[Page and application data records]
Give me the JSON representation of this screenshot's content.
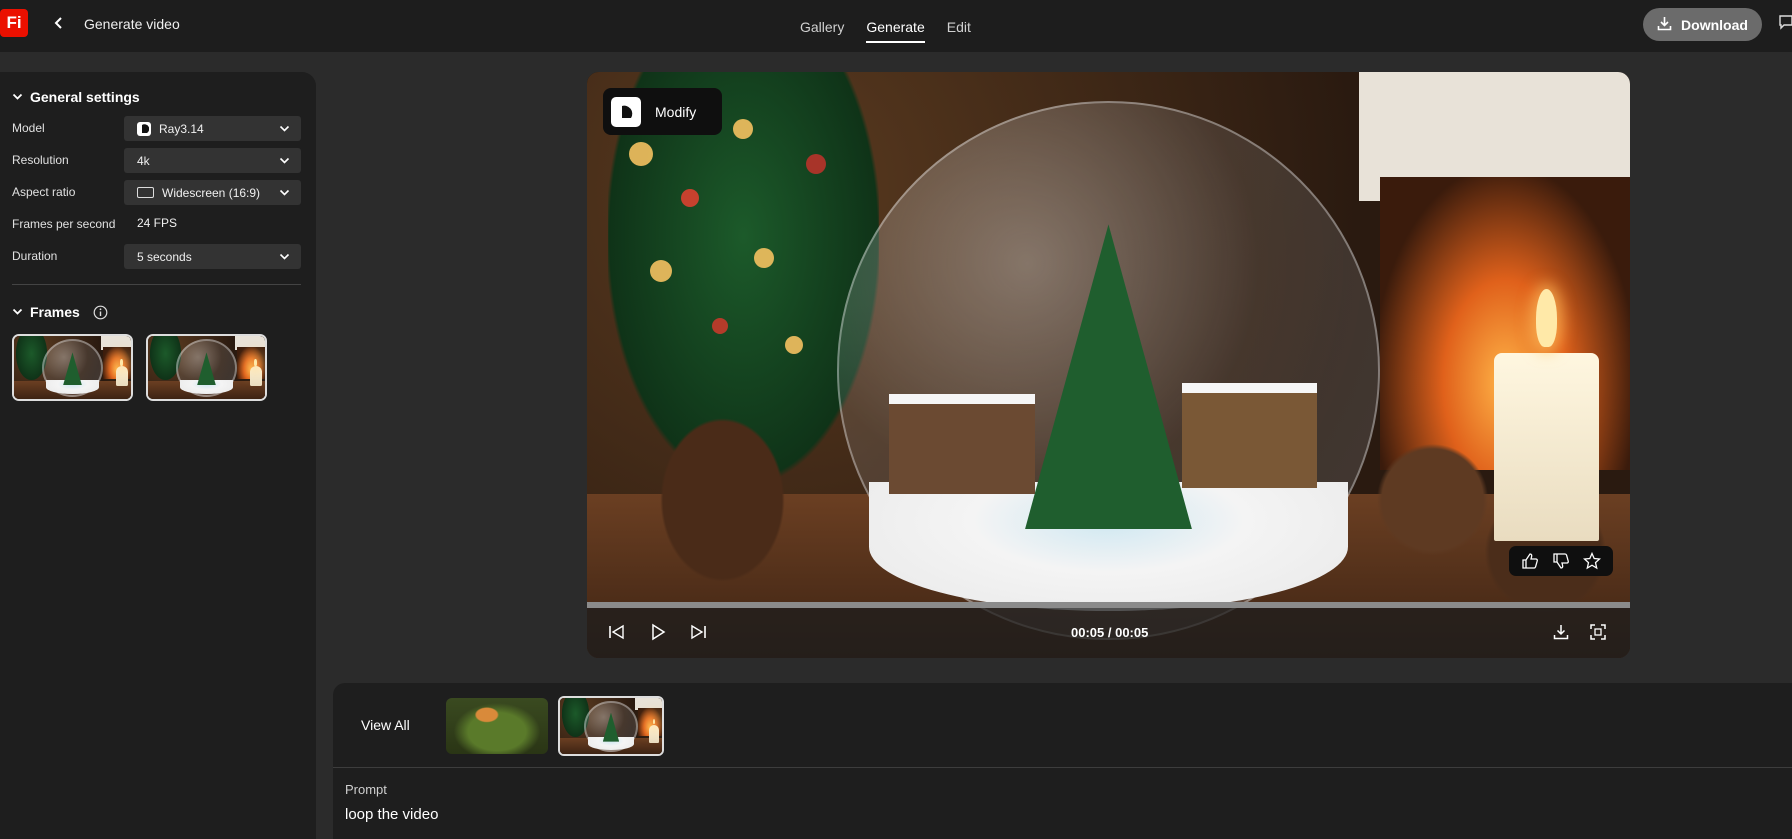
{
  "header": {
    "logo_text": "Fi",
    "back_icon": "chevron-left-icon",
    "title": "Generate video",
    "tabs": [
      {
        "label": "Gallery",
        "active": false
      },
      {
        "label": "Generate",
        "active": true
      },
      {
        "label": "Edit",
        "active": false
      }
    ],
    "download_label": "Download",
    "download_icon": "download-icon",
    "feedback_icon": "comment-icon"
  },
  "sidebar": {
    "general_settings_title": "General settings",
    "model": {
      "label": "Model",
      "value": "Ray3.14"
    },
    "resolution": {
      "label": "Resolution",
      "value": "4k"
    },
    "aspect_ratio": {
      "label": "Aspect ratio",
      "value": "Widescreen (16:9)"
    },
    "fps": {
      "label": "Frames per second",
      "value": "24 FPS"
    },
    "duration": {
      "label": "Duration",
      "value": "5 seconds"
    },
    "frames_title": "Frames",
    "frames_info_icon": "info-icon"
  },
  "player": {
    "modify_label": "Modify",
    "timecode": "00:05 / 00:05",
    "progress": 1.0,
    "icons": {
      "thumbs_up": "thumbs-up-icon",
      "thumbs_down": "thumbs-down-icon",
      "favorite": "star-icon",
      "skip_back": "skip-back-icon",
      "play": "play-icon",
      "skip_forward": "skip-forward-icon",
      "download": "download-icon",
      "fullscreen": "fullscreen-icon"
    }
  },
  "gallery": {
    "view_all_label": "View All"
  },
  "prompt": {
    "label": "Prompt",
    "text": "loop the video"
  },
  "colors": {
    "brand": "#eb1000",
    "background": "#2b2b2b",
    "panel": "#1e1e1e",
    "topbar": "#1d1d1d"
  }
}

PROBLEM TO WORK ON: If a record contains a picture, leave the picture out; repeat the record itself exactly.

RESPONSE:
Give me the JSON representation of this screenshot's content.
{
  "header": {
    "logo_text": "Fi",
    "back_icon": "chevron-left-icon",
    "title": "Generate video",
    "tabs": [
      {
        "label": "Gallery",
        "active": false
      },
      {
        "label": "Generate",
        "active": true
      },
      {
        "label": "Edit",
        "active": false
      }
    ],
    "download_label": "Download",
    "download_icon": "download-icon",
    "feedback_icon": "comment-icon"
  },
  "sidebar": {
    "general_settings_title": "General settings",
    "model": {
      "label": "Model",
      "value": "Ray3.14"
    },
    "resolution": {
      "label": "Resolution",
      "value": "4k"
    },
    "aspect_ratio": {
      "label": "Aspect ratio",
      "value": "Widescreen (16:9)"
    },
    "fps": {
      "label": "Frames per second",
      "value": "24 FPS"
    },
    "duration": {
      "label": "Duration",
      "value": "5 seconds"
    },
    "frames_title": "Frames",
    "frames_info_icon": "info-icon"
  },
  "player": {
    "modify_label": "Modify",
    "timecode": "00:05 / 00:05",
    "progress": 1.0,
    "icons": {
      "thumbs_up": "thumbs-up-icon",
      "thumbs_down": "thumbs-down-icon",
      "favorite": "star-icon",
      "skip_back": "skip-back-icon",
      "play": "play-icon",
      "skip_forward": "skip-forward-icon",
      "download": "download-icon",
      "fullscreen": "fullscreen-icon"
    }
  },
  "gallery": {
    "view_all_label": "View All"
  },
  "prompt": {
    "label": "Prompt",
    "text": "loop the video"
  },
  "colors": {
    "brand": "#eb1000",
    "background": "#2b2b2b",
    "panel": "#1e1e1e",
    "topbar": "#1d1d1d"
  }
}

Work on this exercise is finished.